  • 1958
    Things Fall Apart Book CoverThings Fall Apart (1958) is Achebe’s debut novel. The book concerns traditional Igbo life at the time of the advent of missionaries and colonial government in his homeland.

  • 1961
    In 1961, Achebe married Christie Chinwe Okoli, with whom he would have four children. During this decade he wrote the follow-up novels to Things Fall Apart, including No Longer at Ease (1960) and Arrow of God (1964), as well as A Man of the People (1966).

  • 1963
    Time Magazine Baldwin CoverOn the May 17, 1963, Baldwin was featured on the cover of Time Magazine. One of his most famous essays, The Fire Next Time, was the first essay in history to spend forty-one weeks in the top five of the N.Y. Times Bestseller List.

  • 1975
    An Image of Africa CoverIn 1975, Achebe lectured “An Image of Africa: Racism in Conrad’s Heart of Darkness,” at the University of Massachusetts. He asserted that Joseph Conrad’s famous novel dehumanizes Africans. When published in essay form, it went on to become a seminal postcolonial African work.

  • 1980
    On meeting Achebe in 1980, Baldwin said, “this is my brother who I’m meeting 400 years after”. This statement echoes the history of slavery and the detachment it caused. Homegoing as a physical return and badlwin-achebe as a psychological return.

  • 1987
    In a 1987 TV interview, Baldwin is asked about the decriminalization of homosexuality and the prejudice against gay folx. Asked this during the height of the AIDS epidemic, Baldwin answers, “Love is where you find it,” and goes on to say, “No one has a right to try to tell another human being whom he or she can or should love.”

  • 1987
    James Baldwin died of stomach cancer in 1987 in St. Paul de Vence in the south of France.

  • 1990
    In 1990 Achebe was in a car accident in Nigeria that left him paralyzed from the waist down. This would confine him to a wheelchair for the rest of his life.

  • 2013
    Chinua Achebe died in Boston, Massachusetts in 2013.
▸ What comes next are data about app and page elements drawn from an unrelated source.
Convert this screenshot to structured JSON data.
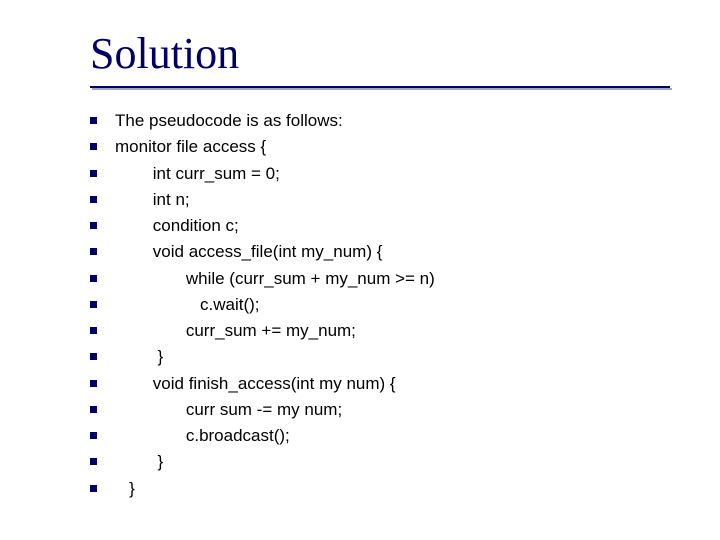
{
  "title": "Solution",
  "lines": [
    "The pseudocode is as follows:",
    "monitor file access {",
    "        int curr_sum = 0;",
    "        int n;",
    "        condition c;",
    "        void access_file(int my_num) {",
    "               while (curr_sum + my_num >= n)",
    "                  c.wait();",
    "               curr_sum += my_num;",
    "         }",
    "        void finish_access(int my num) {",
    "               curr sum -= my num;",
    "               c.broadcast();",
    "         }",
    "   }"
  ]
}
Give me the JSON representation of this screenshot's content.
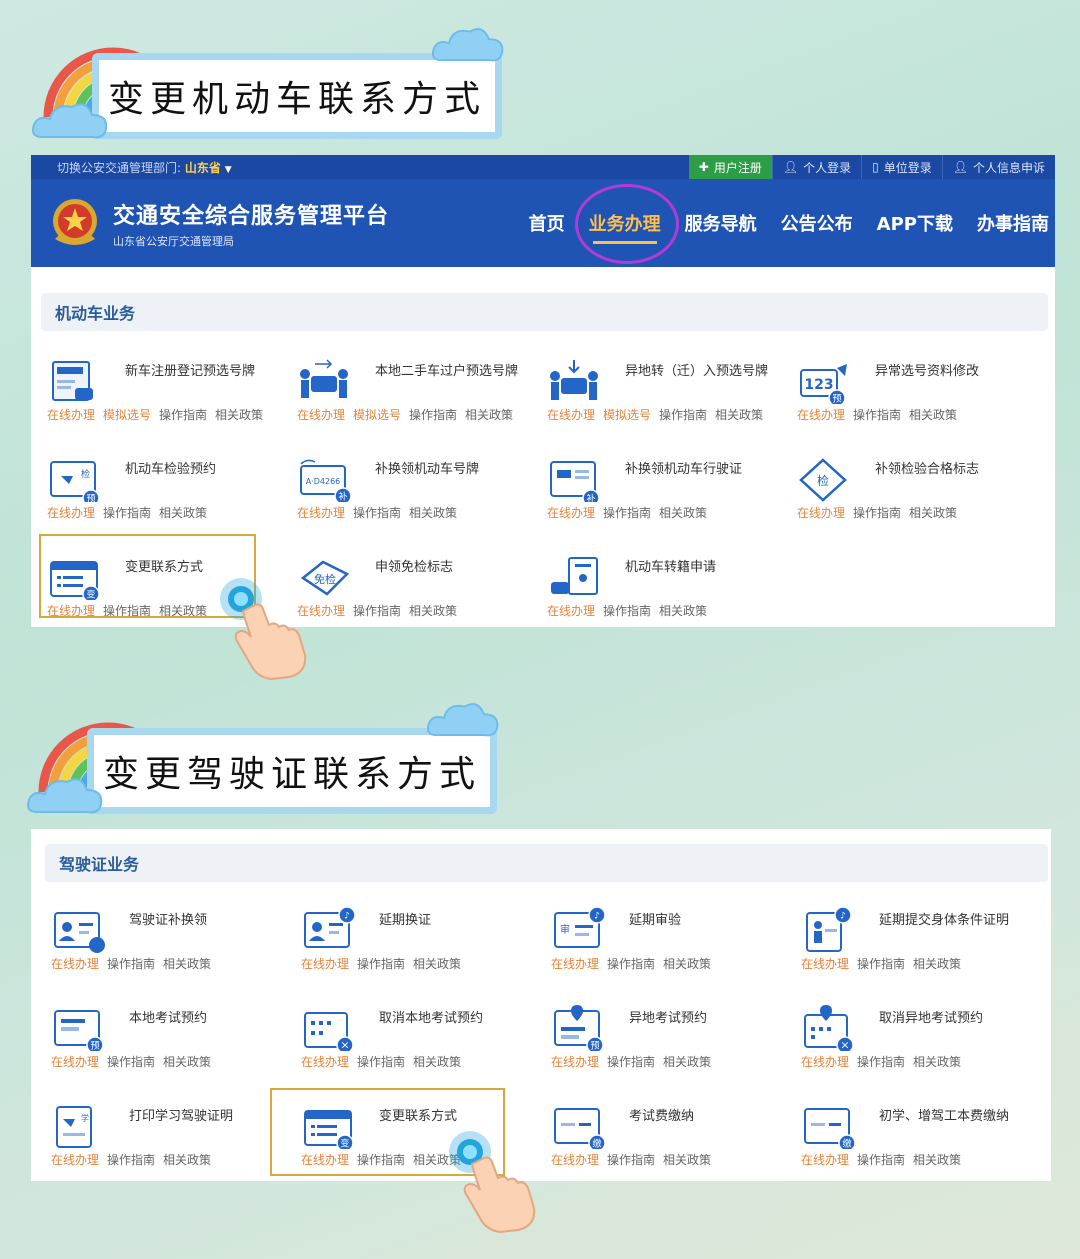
{
  "banner1": {
    "title": "变更机动车联系方式"
  },
  "banner2": {
    "title": "变更驾驶证联系方式"
  },
  "topbar": {
    "dept_label": "切换公安交通管理部门:",
    "dept_value": "山东省",
    "register": "用户注册",
    "personal_login": "个人登录",
    "unit_login": "单位登录",
    "appeal": "个人信息申诉"
  },
  "brand": {
    "title": "交通安全综合服务管理平台",
    "subtitle": "山东省公安厅交通管理局"
  },
  "nav": [
    "首页",
    "业务办理",
    "服务导航",
    "公告公布",
    "APP下载",
    "办事指南"
  ],
  "labels": {
    "online": "在线办理",
    "mock": "模拟选号",
    "guide": "操作指南",
    "policy": "相关政策"
  },
  "vehicle": {
    "title": "机动车业务",
    "items": [
      {
        "name": "新车注册登记预选号牌",
        "mock": true
      },
      {
        "name": "本地二手车过户预选号牌",
        "mock": true
      },
      {
        "name": "异地转（迁）入预选号牌",
        "mock": true
      },
      {
        "name": "异常选号资料修改",
        "mock": false
      },
      {
        "name": "机动车检验预约",
        "mock": false
      },
      {
        "name": "补换领机动车号牌",
        "mock": false
      },
      {
        "name": "补换领机动车行驶证",
        "mock": false
      },
      {
        "name": "补领检验合格标志",
        "mock": false
      },
      {
        "name": "变更联系方式",
        "mock": false
      },
      {
        "name": "申领免检标志",
        "mock": false
      },
      {
        "name": "机动车转籍申请",
        "mock": false
      }
    ]
  },
  "license": {
    "title": "驾驶证业务",
    "items": [
      {
        "name": "驾驶证补换领"
      },
      {
        "name": "延期换证"
      },
      {
        "name": "延期审验"
      },
      {
        "name": "延期提交身体条件证明"
      },
      {
        "name": "本地考试预约"
      },
      {
        "name": "取消本地考试预约"
      },
      {
        "name": "异地考试预约"
      },
      {
        "name": "取消异地考试预约"
      },
      {
        "name": "打印学习驾驶证明"
      },
      {
        "name": "变更联系方式"
      },
      {
        "name": "考试费缴纳"
      },
      {
        "name": "初学、增驾工本费缴纳"
      }
    ]
  },
  "icon_badges": {
    "plate_tag": "A·D4266",
    "plate_123": "123",
    "inspect": "检",
    "exempt": "免检",
    "reserve": "预",
    "replace": "补",
    "change": "变",
    "cancel": "×",
    "pay": "缴",
    "study": "学",
    "audit": "审"
  },
  "colors": {
    "header": "#1f54b5",
    "accent": "#ffbf4a",
    "online": "#e8833a",
    "highlight": "#d6a93a"
  }
}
Listening Station

Achebe | Baldwin: A Zine

Want to contribute something to the Achebe-Baldwin Living Archive? Contact us for more information.